He was less successful when the debate over the scarith spread beyond the polite confines of Tuscany, and the finest textual scholars in Europe began picking apart Prospero's Latin. The leader of the wolf pack was Leone Allacci, a Greek librarian at the Vatican, who reveled in the bareknuckle debating style popular in Rome. "A new Augean stable, full of foul odors and outrage," he wrote, "can scarcely slow my angry charge against ridiculous fables and pure trifles." Warming to his task, Allacci homed in on the Latin anachronisms in the texts and the "plebeian" quality of the writing. Why, he wondered, did Prospero break off his narrative by saying he had run out of paper, when many of the texts were wrapped in paper with no writing on it? "Who is going to believe that paper is what runs out during a siege?" he asked. He dismissed Prospero as "this fogmaker from Fiesole" and "this Balaam's ass."

Curzio, stung, responded with a defense that ran to more than a thousand pages. Fearful of exposing his Latin to ridicule, he wrote in the Tuscan dialect. But the battle was already lost. Although Allacci had stopped short of accusing Curzio of forgery, the verdict was in. The question was not who done it, but why he did it.

Rowland skillfully weaves her way through this long-forgotten controversy, framing it within the cultural and political struggles between Rome and Tuscany, and the larger intellectual debates of the period. At every turn, she provides fascinating detail about the workings of the scholarly world at a highly sensitive

moment, just two years after Galileo (like Pope Urban VIII, a Tuscan) had been forced to recant his theory of the solar system. In a mere 150 pages, not counting endnotes, she summons up a world and an age.

So why did Curzio do it? Apparently, because he did not want to go to law school, which was the family's plan. By forging Etruscan texts, he could look forward to years of happy immersion in the subject he loved the most, history. But Rowland does not discount the Tuscan love of practical jokes, or beffe, so prominent in Boccaccio's "Decameron." How else could one read Prospero's predictions, which often sound like cut-rate Nostradamus: "The vulture hath raised its voice from the face of the Locust. The Locust shall devour Lions. The stones shall sweat in horror."

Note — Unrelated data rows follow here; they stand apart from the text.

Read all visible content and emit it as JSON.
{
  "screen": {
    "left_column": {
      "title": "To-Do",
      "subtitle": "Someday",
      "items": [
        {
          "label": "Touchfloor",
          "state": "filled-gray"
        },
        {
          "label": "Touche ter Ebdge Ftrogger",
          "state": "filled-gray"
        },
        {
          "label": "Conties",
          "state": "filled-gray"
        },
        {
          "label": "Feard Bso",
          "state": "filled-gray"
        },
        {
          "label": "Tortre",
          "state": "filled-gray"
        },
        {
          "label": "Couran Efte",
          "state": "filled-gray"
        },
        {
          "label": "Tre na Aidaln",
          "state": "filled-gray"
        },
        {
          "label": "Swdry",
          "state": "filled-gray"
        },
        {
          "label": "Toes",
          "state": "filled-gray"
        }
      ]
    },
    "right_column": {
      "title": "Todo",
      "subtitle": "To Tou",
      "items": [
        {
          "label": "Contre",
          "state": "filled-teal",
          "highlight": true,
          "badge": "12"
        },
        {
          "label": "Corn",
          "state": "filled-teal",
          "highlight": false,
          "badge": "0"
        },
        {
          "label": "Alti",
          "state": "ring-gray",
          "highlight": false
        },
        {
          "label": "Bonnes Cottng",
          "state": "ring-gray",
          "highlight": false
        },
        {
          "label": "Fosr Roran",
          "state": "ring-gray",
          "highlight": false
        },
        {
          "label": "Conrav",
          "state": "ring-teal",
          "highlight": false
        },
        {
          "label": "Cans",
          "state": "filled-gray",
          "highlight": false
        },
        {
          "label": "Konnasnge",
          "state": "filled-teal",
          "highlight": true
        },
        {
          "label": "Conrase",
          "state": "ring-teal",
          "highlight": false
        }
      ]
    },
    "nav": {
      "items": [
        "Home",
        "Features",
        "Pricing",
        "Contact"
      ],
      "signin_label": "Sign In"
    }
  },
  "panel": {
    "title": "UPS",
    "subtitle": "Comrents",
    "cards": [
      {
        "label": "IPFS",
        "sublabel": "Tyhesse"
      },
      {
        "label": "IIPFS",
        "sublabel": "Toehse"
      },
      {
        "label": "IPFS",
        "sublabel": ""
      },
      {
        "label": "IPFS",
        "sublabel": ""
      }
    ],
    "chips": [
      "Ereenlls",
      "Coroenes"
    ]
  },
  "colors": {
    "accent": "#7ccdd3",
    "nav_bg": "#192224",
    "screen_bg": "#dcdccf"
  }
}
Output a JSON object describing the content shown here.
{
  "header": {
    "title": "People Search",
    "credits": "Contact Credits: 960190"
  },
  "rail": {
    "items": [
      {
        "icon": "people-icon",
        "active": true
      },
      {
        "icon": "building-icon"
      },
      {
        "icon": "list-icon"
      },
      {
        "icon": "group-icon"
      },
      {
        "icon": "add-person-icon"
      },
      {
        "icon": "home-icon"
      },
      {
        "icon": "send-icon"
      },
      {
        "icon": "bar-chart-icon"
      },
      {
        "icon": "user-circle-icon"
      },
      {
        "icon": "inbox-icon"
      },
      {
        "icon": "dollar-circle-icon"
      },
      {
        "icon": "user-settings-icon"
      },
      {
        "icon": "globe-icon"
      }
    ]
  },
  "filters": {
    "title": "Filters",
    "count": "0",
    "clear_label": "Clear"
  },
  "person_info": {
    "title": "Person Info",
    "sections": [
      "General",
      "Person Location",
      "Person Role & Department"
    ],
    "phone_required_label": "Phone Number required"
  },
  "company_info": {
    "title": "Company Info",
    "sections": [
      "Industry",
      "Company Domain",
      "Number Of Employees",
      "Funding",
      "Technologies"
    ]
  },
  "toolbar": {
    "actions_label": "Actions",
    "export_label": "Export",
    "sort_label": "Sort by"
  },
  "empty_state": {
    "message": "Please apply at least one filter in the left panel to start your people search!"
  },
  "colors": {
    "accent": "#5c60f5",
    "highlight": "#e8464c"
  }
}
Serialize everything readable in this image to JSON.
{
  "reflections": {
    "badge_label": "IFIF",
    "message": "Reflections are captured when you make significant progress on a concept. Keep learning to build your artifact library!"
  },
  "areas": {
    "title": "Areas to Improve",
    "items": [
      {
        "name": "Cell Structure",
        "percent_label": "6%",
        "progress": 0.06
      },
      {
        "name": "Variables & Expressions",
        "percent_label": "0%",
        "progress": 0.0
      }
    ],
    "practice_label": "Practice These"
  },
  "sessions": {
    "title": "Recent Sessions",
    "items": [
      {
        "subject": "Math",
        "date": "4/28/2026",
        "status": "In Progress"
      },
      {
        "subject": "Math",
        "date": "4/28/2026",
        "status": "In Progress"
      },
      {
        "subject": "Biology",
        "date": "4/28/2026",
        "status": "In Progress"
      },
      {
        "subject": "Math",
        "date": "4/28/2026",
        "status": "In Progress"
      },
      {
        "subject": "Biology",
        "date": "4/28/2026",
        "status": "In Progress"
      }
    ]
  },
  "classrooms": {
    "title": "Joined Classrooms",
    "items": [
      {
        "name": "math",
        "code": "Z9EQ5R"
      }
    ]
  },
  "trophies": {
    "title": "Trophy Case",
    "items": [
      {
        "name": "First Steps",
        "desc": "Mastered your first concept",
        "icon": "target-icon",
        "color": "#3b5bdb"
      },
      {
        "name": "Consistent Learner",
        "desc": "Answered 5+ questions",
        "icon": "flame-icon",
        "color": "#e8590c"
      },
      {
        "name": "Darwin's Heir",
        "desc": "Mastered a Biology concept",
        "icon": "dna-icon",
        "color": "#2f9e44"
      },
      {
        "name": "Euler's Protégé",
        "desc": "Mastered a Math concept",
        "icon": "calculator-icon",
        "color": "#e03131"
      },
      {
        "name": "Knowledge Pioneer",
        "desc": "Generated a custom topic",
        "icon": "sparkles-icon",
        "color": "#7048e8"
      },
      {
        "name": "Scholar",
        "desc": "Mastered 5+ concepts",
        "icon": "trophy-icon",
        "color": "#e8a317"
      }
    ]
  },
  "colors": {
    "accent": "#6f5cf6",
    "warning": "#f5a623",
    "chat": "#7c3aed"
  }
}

If it was a practical joke, it was a good one. In 1985, which the Italian government declared "The Year of the Etruscans," thieves broke into the Palazzi Inghirami, Curzio's family residence, and made off with the scarith. Fittingly, Curzio had the last laugh.

New York Times News Service